Harvard Law School Professor Laurence Tribe today submitted a friend of the court brief urging the Massachusetts Supreme Judicial Court to reject calls for a civil union law. The brief argues that the court’s language in its recent decision in Goodridge v. Department of Public Health was unambiguous in its conclusion that state law could no longer prohibit gay marriages. Additionally, the brief contends that an advisory opinion allowing that prohibition to remain in effect but allowing “civil unions” instead would harm the court’s credibility and hurt its ability to preserve the rule of law. Ninety of the nation’s most distinguished constitutional scholars and legal historians signed the brief.

Reached at his home in Cambridge, Professor Tribe, author of the leading modern treatise on the U.S. Constitution and principal author of the amicus brief, said, “I hope and trust that the SJC will sit up and listen when it sees that ninety of the most widely respected constitutional experts and historians in the nation, spanning the ideological spectrum, have joined in a detailed explanation of why any equivocation by the Justices of the SJC in response to the state senate’s request for an advisory opinion about civil union legislation not only would hurt the gay men and lesbians who are counting on the SJC to stick by what it said in November about same-sex marriage but also would hurt the court itself, by undermining its hard-earned reputation for candor and integrity.”

The brief was filed at the invitation of the court, which has been asked by the Massachusetts state senate to issue an advisory opinion on a potential bill that would bar gay marriage but provide for similar legal protections in a civil union. Massachusetts is one of 10 states that allow the highest court to offer advisory opinions when asked by the legislature or governor.

“At least to the extent that the Senate’s question is understood, or treated, as an implicit invitation to repudiate that recent precedent [in Goodridge] … this would be the rare case in which the Justices’ two constitutional roles [deciding cases and offering advisory opinions] inextricably intertwine in a way that raises serious concerns about the integrity and independence of the adjudicatory and advisory functions of the SJC and its members,” Tribe wrote in the brief.

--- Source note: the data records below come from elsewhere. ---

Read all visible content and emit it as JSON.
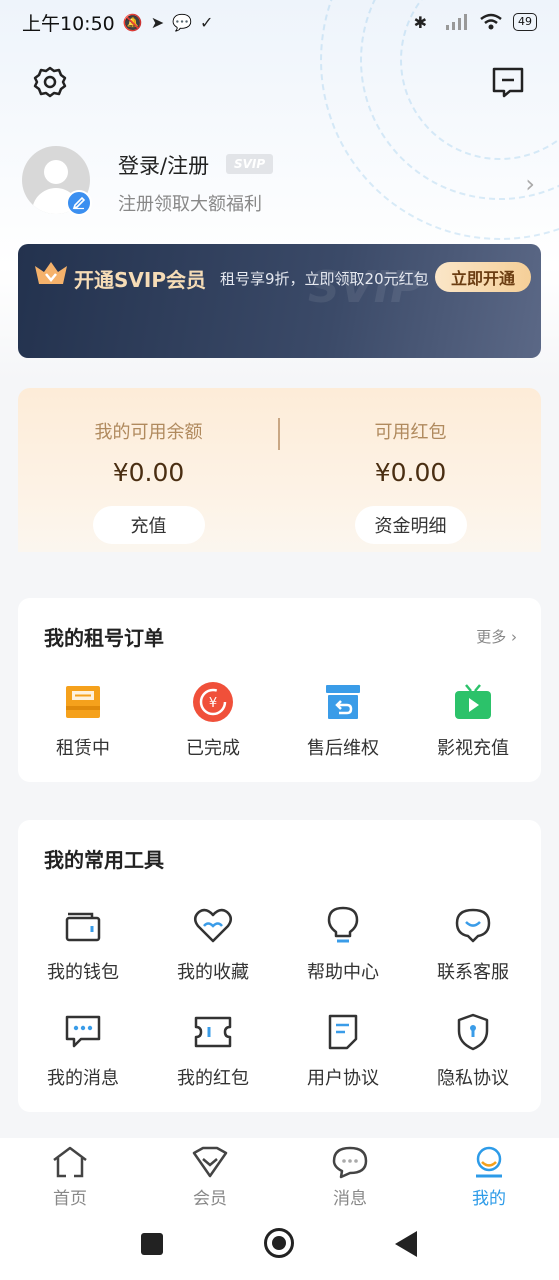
{
  "status_bar": {
    "time": "上午10:50",
    "battery": "49"
  },
  "profile": {
    "login_title": "登录/注册",
    "svip_tag": "SVIP",
    "subtitle": "注册领取大额福利"
  },
  "svip_banner": {
    "title": "开通SVIP会员",
    "description": "租号享9折，立即领取20元红包",
    "watermark": "SVIP",
    "button": "立即开通"
  },
  "balance": {
    "available_label": "我的可用余额",
    "available_value": "¥0.00",
    "recharge_button": "充值",
    "redpacket_label": "可用红包",
    "redpacket_value": "¥0.00",
    "details_button": "资金明细"
  },
  "orders": {
    "title": "我的租号订单",
    "more": "更多",
    "items": [
      {
        "label": "租赁中",
        "icon": "renting-icon"
      },
      {
        "label": "已完成",
        "icon": "completed-icon"
      },
      {
        "label": "售后维权",
        "icon": "after-sales-icon"
      },
      {
        "label": "影视充值",
        "icon": "video-recharge-icon"
      }
    ]
  },
  "tools": {
    "title": "我的常用工具",
    "items": [
      {
        "label": "我的钱包",
        "icon": "wallet-icon"
      },
      {
        "label": "我的收藏",
        "icon": "heart-icon"
      },
      {
        "label": "帮助中心",
        "icon": "lightbulb-icon"
      },
      {
        "label": "联系客服",
        "icon": "customer-service-icon"
      },
      {
        "label": "我的消息",
        "icon": "message-icon"
      },
      {
        "label": "我的红包",
        "icon": "ticket-icon"
      },
      {
        "label": "用户协议",
        "icon": "document-icon"
      },
      {
        "label": "隐私协议",
        "icon": "shield-icon"
      }
    ]
  },
  "bottom_nav": {
    "items": [
      {
        "label": "首页",
        "icon": "home-icon"
      },
      {
        "label": "会员",
        "icon": "vip-icon"
      },
      {
        "label": "消息",
        "icon": "chat-icon"
      },
      {
        "label": "我的",
        "icon": "profile-icon"
      }
    ],
    "active_index": 3
  },
  "colors": {
    "accent": "#2d9be8",
    "order_orange": "#f5a11c",
    "order_red": "#f0503a",
    "order_blue": "#3a9ce8",
    "order_green": "#2cc26a",
    "svip_gold": "#f6dcb6"
  }
}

In addition to Tribe, the brief was co-signed by 18 Harvard Law School Professors including William Alford, Elizabeth Bartholet, Alan M. Dershowitz, Richard Fallon, Gerald Frug, Morton J. Horwitz, David Kennedy, Randall Kennedy, , Martha L. Minow, Frank I. Michelman, Robert H. Mnookin, Charles J. Ogletree Jr, Joseph Singer, Carol S. Steiker, Henry J. Steiner, Paul Weiler, David Westfall, and David B. Wilkins.